“If you want to go fast, go alone; but if you want to go far, go together.”
That was one piece of advice passed along at the just-concluded Democratic National Convention. The words were spoken by New Jersey Sen. Cory Booker, who said he was quoting “an African saying.”
The proverb got a lot of retweets. And some criticism. One Twitter user, Christiana A. Mbakwe, said, “If someone starts an aphorism with ‘there’s an African saying’ it’s probably a mythical quote misattributed to a whole continent.”
That wasn’t the only purportedly African proverb uttered at the DNC. Hillary Clinton referred to her 1996 book It Takes a Village, whose title is said to be part of another saying from Africa: “It takes a village to raise a child.”
Here at Goats and Soda, African countries are part of our beat. So we wondered: Are these both examples of proverbs from African countries?
What we found is that it takes a lot of phone calls to track down the origins of a proverb. And in the end, the answer might be: We just don’t know.
Let’s start with Booker’s “go fast” quote.
Imani Owens, assistant professor of African-American literature and culture at the University of Pittsburgh, is familiar with that proverb.
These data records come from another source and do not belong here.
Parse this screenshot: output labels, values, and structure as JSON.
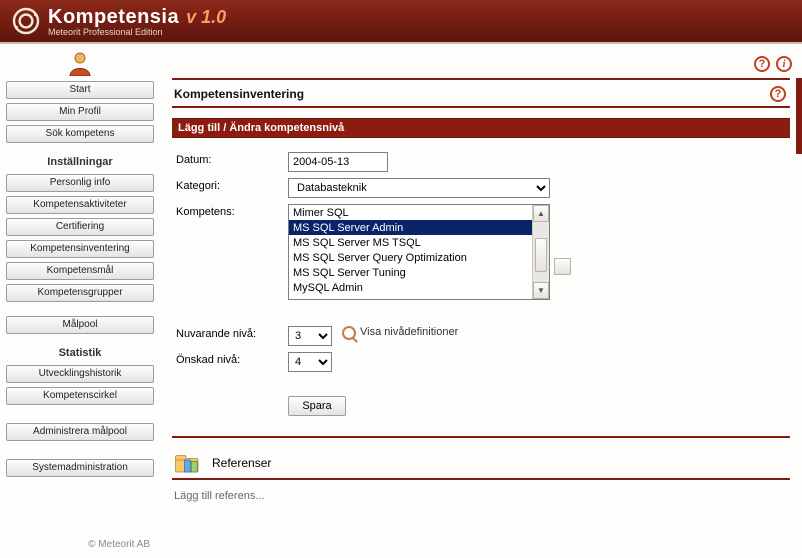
{
  "brand": {
    "name": "Kompetensia",
    "version": "v 1.0",
    "tagline": "Meteorit Professional Edition"
  },
  "sidebar": {
    "top": [
      {
        "label": "Start"
      },
      {
        "label": "Min Profil"
      },
      {
        "label": "Sök kompetens"
      }
    ],
    "headings": {
      "settings": "Inställningar",
      "stats": "Statistik"
    },
    "settings": [
      {
        "label": "Personlig info"
      },
      {
        "label": "Kompetensaktiviteter"
      },
      {
        "label": "Certifiering"
      },
      {
        "label": "Kompetensinventering"
      },
      {
        "label": "Kompetensmål"
      },
      {
        "label": "Kompetensgrupper"
      }
    ],
    "malpool": {
      "label": "Målpool"
    },
    "stats": [
      {
        "label": "Utvecklingshistorik"
      },
      {
        "label": "Kompetenscirkel"
      }
    ],
    "admin": [
      {
        "label": "Administrera målpool"
      },
      {
        "label": "Systemadministration"
      }
    ],
    "footer": "© Meteorit AB"
  },
  "main": {
    "page_title": "Kompetensinventering",
    "section_title": "Lägg till / Ändra kompetensnivå",
    "labels": {
      "datum": "Datum:",
      "kategori": "Kategori:",
      "kompetens": "Kompetens:",
      "nuvarande": "Nuvarande nivå:",
      "onskad": "Önskad nivå:"
    },
    "values": {
      "datum": "2004-05-13",
      "kategori": "Databasteknik",
      "nuvarande": "3",
      "onskad": "4"
    },
    "kompetens_options": [
      "Mimer SQL",
      "MS SQL Server Admin",
      "MS SQL Server MS TSQL",
      "MS SQL Server Query Optimization",
      "MS SQL Server Tuning",
      "MySQL Admin"
    ],
    "kompetens_selected_index": 1,
    "level_def_link": "Visa nivådefinitioner",
    "save_label": "Spara",
    "references": {
      "title": "Referenser",
      "add_label": "Lägg till referens..."
    }
  }
}
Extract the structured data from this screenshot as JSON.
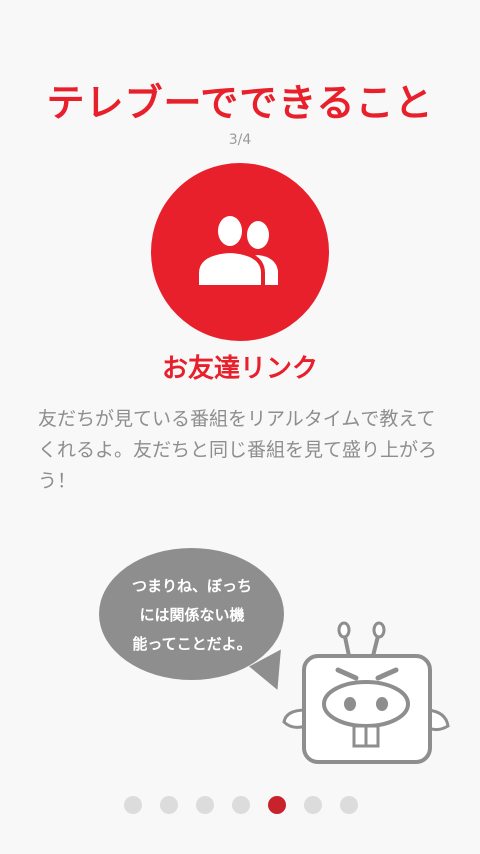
{
  "onboarding": {
    "title": "テレブーでできること",
    "page_indicator": "3/4",
    "feature_icon": "friends-icon",
    "feature_name": "お友達リンク",
    "description": "友だちが見ている番組をリアルタイムで教えてくれるよ。友だちと同じ番組を見て盛り上がろう！"
  },
  "speech_bubble": {
    "line1": "つまりね、ぼっち",
    "line2": "には関係ない機",
    "line3": "能ってことだよ。"
  },
  "pagination": {
    "total": 7,
    "active_index": 4
  },
  "colors": {
    "accent": "#e8202b",
    "active_dot": "#c8222c",
    "inactive_dot": "#dcdcdc",
    "bubble": "#8e8e8e",
    "body_text": "#8e8e8e"
  }
}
“There have been a lot of inspirational posters and T-shirts made,” she says. As to its birthplace: “I haven’t been able to find, ever, the origins of the proverb.”
But Johnnetta Cole, director of the Smithsonian National Museum of African Art, believes this proverb originated on the African continent.
“In the circles that I move in, I’m not the only one quoting that proverb,” says Cole.
She can’t trace it to a specific place, though. Since Africa is a big continent, she says, “It is always best when you can say: This is a proverb from Kenya. Even better if you could say, the Maasai people of Kenya, or if you can say, this is an Igbo proverb from Nigeria.”
Even though she thinks the “go fast” proverb springs from African culture, she says, “I could not tell you which particular people the proverb is associated with.”
Regardless of its origins, the proverb does hold true to the spirit of some African cultures, say academics.
“The Africanist perspective is more about community, it’s more about collaboration. It’s less about what we can do individually,” says Neal Lester, a humanities professor at Arizona State University who specializes in African-American literary studies. “The essence of the proverb speaks to a certain worldview that challenges Western individualism,” he said.
And then there’s the “village” proverb.
When Hillary Clinton first used this proverb as the title of her book, academics puzzled over its origin. Comments in a discussion thread among scholars ranged from “It is a common phrase” to “All I know is that it is an ancient African proverb that is being used to the point of cliché.”
One commenter was certain the proverb had African roots: “In Kijita (Wajita) there is a proverb which says “Omwana ni wa bhone,” meaning regardless of a child’s biological parent(s) its upbringing belongs to the community. In Kiswahili [another term for Swahili] the proverb “Asiyefunzwa na mamae hufunzwa na ulimwengu” approximates to the same.”
Others cited the saying as Native American. Or perhaps “some sort of pseudo-African mix of Hallmark and folk sentiments.”
Lawrence Mbogoni, an African studies professor, wrote: “Proverb or not, ‘It takes a whole village to raise a child’ reflects a social reality some of us who grew up in rural areas of Africa can easily relate to. As a child, my conduct was a concern of everybody, not just my parents, especially if it involved misconduct. Any adult had the right to rebuke and discipline me and would make my mischief known to my parents who in turn would also mete their own ‘punishment.’ The concern of course was the moral well-being of the community.”
Another respondent added: “I find it a reasonable and profound statement about collective social responsibility but perhaps not traceable to a specific origin.”
Meanwhile, if politicians (or voters) are looking for authentic proverbs from Africa to consider this election season, they might turn to Memory and Justice in Post-Genocide Rwanda, a forthcoming book by Timothy Longman, director of the African Studies Center at Boston University.
In his research with Rwandans, he heard people use this proverb to talk about how new political leaders aren’t that different from the previous ones: “In Rwanda we say, the dancers have changed, but the drums are the same.”